Cooper Moore is a 17-year-old junior at Collegedale Academy, and he's like every other teenager.
He enjoys sports and his friends and is completely comfortable spending time in his room playing video games, his mother Tami Lloyd said by phone Thursday.
"He doesn't really like being the center of attention," she said.
But circumstances demand change, and Cooper's situation is dire.
His everyday teenager demeanor does not reveal that he has failing kidneys.
Not bad kidneys, failing. And not kidney, kidneys.
"It's something we've known about since before he was born," Lloyd said. "When I was pregnant, we knew something was wrong but did not know what. We knew it was something with his bladder and kidneys but could not tell what the problem was."
The outlet obstruction he experienced from birth has led to Cooper dealing with a lifetime of kidney issues, but once he hit puberty, the stress was magnified.

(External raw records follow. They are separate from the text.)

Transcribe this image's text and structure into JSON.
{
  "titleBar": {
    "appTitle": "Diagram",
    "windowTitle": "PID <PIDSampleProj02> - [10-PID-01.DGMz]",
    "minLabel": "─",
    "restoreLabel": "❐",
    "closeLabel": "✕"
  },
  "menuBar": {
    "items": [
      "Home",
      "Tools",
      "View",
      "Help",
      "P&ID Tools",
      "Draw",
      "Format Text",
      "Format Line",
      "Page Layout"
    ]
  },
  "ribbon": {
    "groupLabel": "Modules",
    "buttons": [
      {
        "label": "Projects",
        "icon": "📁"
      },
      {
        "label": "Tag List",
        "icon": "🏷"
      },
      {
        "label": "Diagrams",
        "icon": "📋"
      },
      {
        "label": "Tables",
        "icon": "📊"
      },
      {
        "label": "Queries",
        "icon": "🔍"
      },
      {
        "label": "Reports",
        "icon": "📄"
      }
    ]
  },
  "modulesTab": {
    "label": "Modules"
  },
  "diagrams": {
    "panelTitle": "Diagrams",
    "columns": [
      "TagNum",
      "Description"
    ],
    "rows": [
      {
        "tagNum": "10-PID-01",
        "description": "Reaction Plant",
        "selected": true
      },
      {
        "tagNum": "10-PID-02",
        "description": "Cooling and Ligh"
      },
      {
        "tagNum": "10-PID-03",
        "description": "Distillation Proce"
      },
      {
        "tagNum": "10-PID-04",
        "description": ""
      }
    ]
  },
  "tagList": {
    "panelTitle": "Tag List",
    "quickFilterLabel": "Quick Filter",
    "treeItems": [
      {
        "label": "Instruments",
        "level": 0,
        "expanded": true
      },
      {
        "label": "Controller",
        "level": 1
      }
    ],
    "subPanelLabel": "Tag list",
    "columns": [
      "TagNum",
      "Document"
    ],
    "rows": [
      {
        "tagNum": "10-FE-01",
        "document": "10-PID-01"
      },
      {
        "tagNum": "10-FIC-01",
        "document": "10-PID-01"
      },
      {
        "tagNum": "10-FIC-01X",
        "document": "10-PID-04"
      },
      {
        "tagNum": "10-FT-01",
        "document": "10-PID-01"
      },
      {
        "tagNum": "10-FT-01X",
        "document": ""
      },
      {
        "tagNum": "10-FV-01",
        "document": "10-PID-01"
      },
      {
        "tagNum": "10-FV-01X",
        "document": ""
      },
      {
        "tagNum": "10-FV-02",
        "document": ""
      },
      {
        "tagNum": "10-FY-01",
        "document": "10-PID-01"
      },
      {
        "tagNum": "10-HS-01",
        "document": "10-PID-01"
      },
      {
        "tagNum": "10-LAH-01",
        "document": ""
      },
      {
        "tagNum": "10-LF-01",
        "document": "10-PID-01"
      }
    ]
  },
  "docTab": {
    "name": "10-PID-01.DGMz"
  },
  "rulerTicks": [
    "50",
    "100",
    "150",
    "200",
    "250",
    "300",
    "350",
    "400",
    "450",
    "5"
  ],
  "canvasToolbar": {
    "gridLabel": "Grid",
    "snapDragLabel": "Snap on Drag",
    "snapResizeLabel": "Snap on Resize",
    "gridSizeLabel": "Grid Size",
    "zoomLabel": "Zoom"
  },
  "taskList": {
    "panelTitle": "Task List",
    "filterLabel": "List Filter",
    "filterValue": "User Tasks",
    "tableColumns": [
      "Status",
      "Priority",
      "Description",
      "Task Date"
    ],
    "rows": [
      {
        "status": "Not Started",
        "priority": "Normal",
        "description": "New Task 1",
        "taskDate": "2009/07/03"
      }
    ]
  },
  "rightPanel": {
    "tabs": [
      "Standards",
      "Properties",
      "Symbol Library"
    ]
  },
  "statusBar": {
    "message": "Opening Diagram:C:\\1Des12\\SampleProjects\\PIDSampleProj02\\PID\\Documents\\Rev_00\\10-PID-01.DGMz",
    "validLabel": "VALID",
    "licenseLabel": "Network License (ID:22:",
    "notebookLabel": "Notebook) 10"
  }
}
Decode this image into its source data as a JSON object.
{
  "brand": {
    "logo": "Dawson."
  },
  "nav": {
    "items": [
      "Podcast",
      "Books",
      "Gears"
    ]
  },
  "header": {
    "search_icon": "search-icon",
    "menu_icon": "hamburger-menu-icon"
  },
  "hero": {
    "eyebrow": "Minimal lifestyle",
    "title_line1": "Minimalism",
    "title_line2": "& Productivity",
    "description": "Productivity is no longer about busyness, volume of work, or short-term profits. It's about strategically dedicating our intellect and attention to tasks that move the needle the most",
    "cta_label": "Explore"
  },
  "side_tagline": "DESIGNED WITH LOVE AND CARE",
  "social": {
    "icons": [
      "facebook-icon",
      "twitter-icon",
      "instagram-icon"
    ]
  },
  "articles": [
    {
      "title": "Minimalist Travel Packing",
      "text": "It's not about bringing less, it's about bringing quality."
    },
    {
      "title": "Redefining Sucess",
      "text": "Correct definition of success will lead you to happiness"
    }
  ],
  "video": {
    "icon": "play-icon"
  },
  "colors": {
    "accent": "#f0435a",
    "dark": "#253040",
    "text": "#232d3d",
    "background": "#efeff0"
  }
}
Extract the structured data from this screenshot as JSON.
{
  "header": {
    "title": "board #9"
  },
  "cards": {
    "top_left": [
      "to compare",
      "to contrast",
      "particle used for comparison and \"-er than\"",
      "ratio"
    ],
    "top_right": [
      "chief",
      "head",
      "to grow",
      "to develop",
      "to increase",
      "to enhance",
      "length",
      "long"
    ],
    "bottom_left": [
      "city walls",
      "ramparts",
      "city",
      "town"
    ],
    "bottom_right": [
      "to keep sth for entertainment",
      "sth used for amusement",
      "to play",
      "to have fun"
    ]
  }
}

While they knew a kidney transplant was almost assuredly in Cooper's future, the path was expedited at the beginning of this year.
Since he's not yet 18, Cooper is on the pediatric transplant protocol and needs a living donor that matches his Type-O blood. Lloyd's blood type doesn't match, and Cooper's sister is too young.
She said that Cooper's father is not an option and that only a first cousin on Lloyd's side had the same type blood as Cooper.
"But she was only a match on two of the six [requirements]," Lloyd said. "She was prepared to come down from Canada, but it was not a good enough match."
And that's the critical threshold now for Cooper and Lloyd and the family as they work against the clock. Cooper was registered on the national kidney registry and is connected with Vanderbilt. He is ready to go if a kidney becomes available.
Folks who are interested in being tested to be a match for Cooper can start online at tinyurl.com/findAMatchForCooper, look to the Facebook page of 'Kidney for Cooper' or call the Vanderbilt donor transplant center at (615) 936-0695.
Naturally, it's a stressful time for Cooper and his family, but by all appearances, he seems to be handling his physical ailments and the growing need for conversation about them in stride.
In a recent interview with the Southern Accent, the student newspaper at Southern Adventist University, he compared the process to a math test and said, "You don't want to do [it], but [you've] got to do it."
Said Lloyd, who was so appreciative of the support and the efforts of friends and family, among others who have helped to spread Cooper's story, "At first, he didn't want to do the interviews or talk about it. But he did great. We're looking for a needle in a haystack. So we have to talk about it, and the only way we can keep getting people to get tested is to ask."
Clearly, mother and son grasp the severity of the situation, but their perspective and persistence are impressive.
"[Wednesday] was a really bad day," she said. "There are always different things in your normal life, and then you're dealing with ... "
Lloyd didn't finish her sentence, but she didn't have to.
It's clear that she's waiting on that miraculous needle in a haystack of potential donors.